MARAT: But they aren’t trifles. They are matters of principle and it’s usual in a revolution for the half-hearted and the fellow-travelers to be dropped. We can’t begin to build until we’ve burnt the old buildings down no matter how dreadful that may sound to those who lounge contentedly toying with their scruples.
… Woe to the man who is different who tries to break down all the barriers. Woe to the man who tries to stretch the imagination of man. He shall be mocked, he shall be scourged by the blinkered guardians of morality. You wanted enlightenment and warmth, and so you studied light and heat. You wondered how forces could be controlled so you studied electricity. You wanted to know what man is for, so you asked yourself, “What is this soul, this dump for hollow ideals and mangled morals?” And you decided that the soul is in the brain and that it can learn to think. For to you, the soul is a practical thing, a tool for ruling and mastering life. And you came, one day, to the Revolution because you saw the most important vision—that our circumstances must be changed fundamentally, and without these changes everything we try to do must fail.

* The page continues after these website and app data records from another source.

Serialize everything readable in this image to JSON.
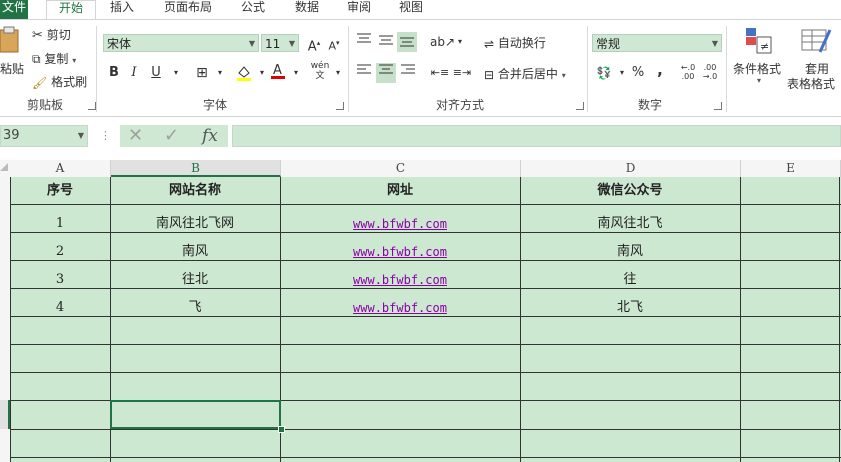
{
  "tabs": [
    {
      "id": "file",
      "label": "文件"
    },
    {
      "id": "home",
      "label": "开始"
    },
    {
      "id": "insert",
      "label": "插入"
    },
    {
      "id": "layout",
      "label": "页面布局"
    },
    {
      "id": "formula",
      "label": "公式"
    },
    {
      "id": "data",
      "label": "数据"
    },
    {
      "id": "review",
      "label": "审阅"
    },
    {
      "id": "view",
      "label": "视图"
    }
  ],
  "ribbon": {
    "clipboard": {
      "paste": "粘贴",
      "cut": "剪切",
      "copy": "复制",
      "format_painter": "格式刷",
      "label": "剪贴板"
    },
    "font": {
      "name": "宋体",
      "size": "11",
      "bold": "B",
      "italic": "I",
      "underline": "U",
      "label": "字体",
      "phonetic": "wén"
    },
    "alignment": {
      "wrap": "自动换行",
      "merge": "合并后居中",
      "label": "对齐方式"
    },
    "number": {
      "format": "常规",
      "percent": "%",
      "comma": ",",
      "inc_decimal": ".00",
      "dec_decimal": ".00",
      "label": "数字"
    },
    "styles": {
      "conditional": "条件格式",
      "table_line1": "套用",
      "table_line2": "表格格式"
    }
  },
  "formula_bar": {
    "name_box": "39",
    "fx": "fx",
    "value": ""
  },
  "columns": [
    "A",
    "B",
    "C",
    "D",
    "E"
  ],
  "selected_column": "B",
  "table": {
    "headers": [
      "序号",
      "网站名称",
      "网址",
      "微信公众号"
    ],
    "rows": [
      [
        "1",
        "南风往北飞网",
        "www.bfwbf.com",
        "南风往北飞"
      ],
      [
        "2",
        "南风",
        "www.bfwbf.com",
        "南风"
      ],
      [
        "3",
        "往北",
        "www.bfwbf.com",
        "往"
      ],
      [
        "4",
        "飞",
        "www.bfwbf.com",
        "北飞"
      ]
    ]
  },
  "colors": {
    "accent": "#217346",
    "cell_bg": "#cde8d1",
    "link": "#8b00a8"
  }
}
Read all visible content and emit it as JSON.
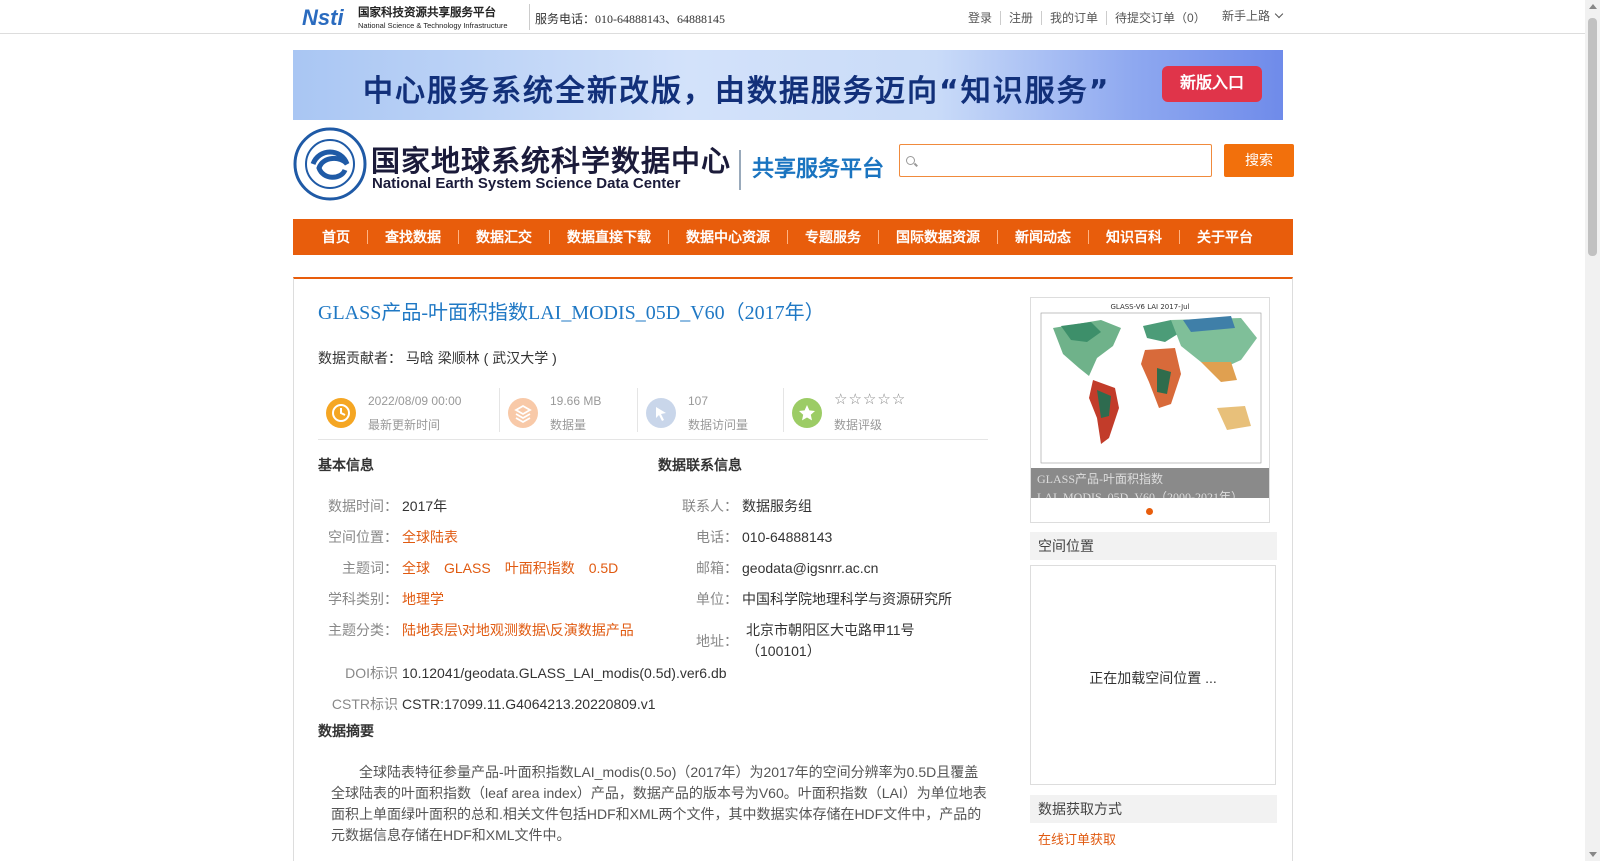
{
  "topbar": {
    "logo_cn": "国家科技资源共享服务平台",
    "logo_en": "National Science & Technology Infrastructure",
    "phone": "服务电话：010-64888143、64888145",
    "links": [
      "登录",
      "注册",
      "我的订单",
      "待提交订单（0）"
    ],
    "guide": "新手上路"
  },
  "banner": {
    "text": "中心服务系统全新改版，由数据服务迈向“知识服务”",
    "button": "新版入口"
  },
  "header": {
    "logo_cn": "国家地球系统科学数据中心",
    "logo_en": "National Earth System Science Data Center",
    "platform": "共享服务平台",
    "search_placeholder": "",
    "search_button": "搜索"
  },
  "nav": [
    "首页",
    "查找数据",
    "数据汇交",
    "数据直接下载",
    "数据中心资源",
    "专题服务",
    "国际数据资源",
    "新闻动态",
    "知识百科",
    "关于平台"
  ],
  "dataset": {
    "title": "GLASS产品-叶面积指数LAI_MODIS_05D_V60（2017年）",
    "contributor_label": "数据贡献者：",
    "contributor": "马晗 梁顺林 ( 武汉大学 )",
    "stats": [
      {
        "value": "2022/08/09 00:00",
        "label": "最新更新时间",
        "color": "#f5a623"
      },
      {
        "value": "19.66 MB",
        "label": "数据量",
        "color": "#f8c9a8"
      },
      {
        "value": "107",
        "label": "数据访问量",
        "color": "#c9d6ea"
      },
      {
        "value": "☆☆☆☆☆",
        "label": "数据评级",
        "color": "#9ccc65"
      }
    ],
    "basic_head": "基本信息",
    "contact_head": "数据联系信息",
    "basic": {
      "time_k": "数据时间：",
      "time_v": "2017年",
      "space_k": "空间位置：",
      "space_v": "全球陆表",
      "kw_k": "主题词：",
      "kw": [
        "全球",
        "GLASS",
        "叶面积指数",
        "0.5D"
      ],
      "subj_k": "学科类别：",
      "subj_v": "地理学",
      "cat_k": "主题分类：",
      "cat_v": "陆地表层\\对地观测数据\\反演数据产品",
      "doi_k": "DOI标识",
      "doi_v": "10.12041/geodata.GLASS_LAI_modis(0.5d).ver6.db",
      "cstr_k": "CSTR标识",
      "cstr_v": "CSTR:17099.11.G4064213.20220809.v1"
    },
    "contact": {
      "person_k": "联系人：",
      "person_v": "数据服务组",
      "tel_k": "电话：",
      "tel_v": "010-64888143",
      "mail_k": "邮箱：",
      "mail_v": "geodata@igsnrr.ac.cn",
      "org_k": "单位：",
      "org_v": "中国科学院地理科学与资源研究所",
      "addr_k": "地址：",
      "addr_v1": "北京市朝阳区大屯路甲11号",
      "addr_v2": "（100101）"
    },
    "abstract_head": "数据摘要",
    "abstract": "全球陆表特征参量产品-叶面积指数LAI_modis(0.5o)（2017年）为2017年的空间分辨率为0.5D且覆盖全球陆表的叶面积指数（leaf area index）产品，数据产品的版本号为V60。叶面积指数（LAI）为单位地表面积上单面绿叶面积的总和.相关文件包括HDF和XML两个文件，其中数据实体存储在HDF文件中，产品的元数据信息存储在HDF和XML文件中。"
  },
  "sidebar": {
    "map_title": "GLASS-V6 LAI 2017-Jul",
    "caption": "GLASS产品-叶面积指数LAI_MODIS_05D_V60（2000-2021年）",
    "space_head": "空间位置",
    "space_loading": "正在加载空间位置 ...",
    "access_head": "数据获取方式",
    "access_link": "在线订单获取"
  }
}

… Dictator? The word must be abolished. I hate anything to do with masters and slaves. I am talking about a leader who in this… We do not murder. We kill in self-defense. We are fighting for our lives. Oh, if only we could have constructive thought instead of agitation. If only beauty and concord could once more replace hysteria and fanaticism. Look what’s happening! Join together! Cast down your enemies. Disarm them! For if they win, they will spare not one of you and all that you have won so far will be lost.
DE SADE: It’s too late, Marat, forget your call. It contains only lies. What do you still want from the revolution? Where is it going? Look at these lost revolutionaries. Where will you lead them? What will you order them to do? Once you spoke of the authorities who turned the law into instruments of oppression. But how would you fare in the new rearranged France you yearned for? Do you want someone else to tell you what you must write? Tell you what work you must do? And repeat to you the new laws over and over until you can recite them in your sleep? Why is everything so confused?
… The point? Some light on our eternal doubt. I’ve twisted and turned on every way and can find no ending to our play. Marat and I both advocated force, but in debate each took a different course. Both want the changes, but his views and mine on using power never could combine. On the one side, he thinks our lives can be improved by axes and knives. Or he would submerge in the imagination seeking a personal annihilation. So for me, the last word never can be spoken. I’m left with a question that is always open.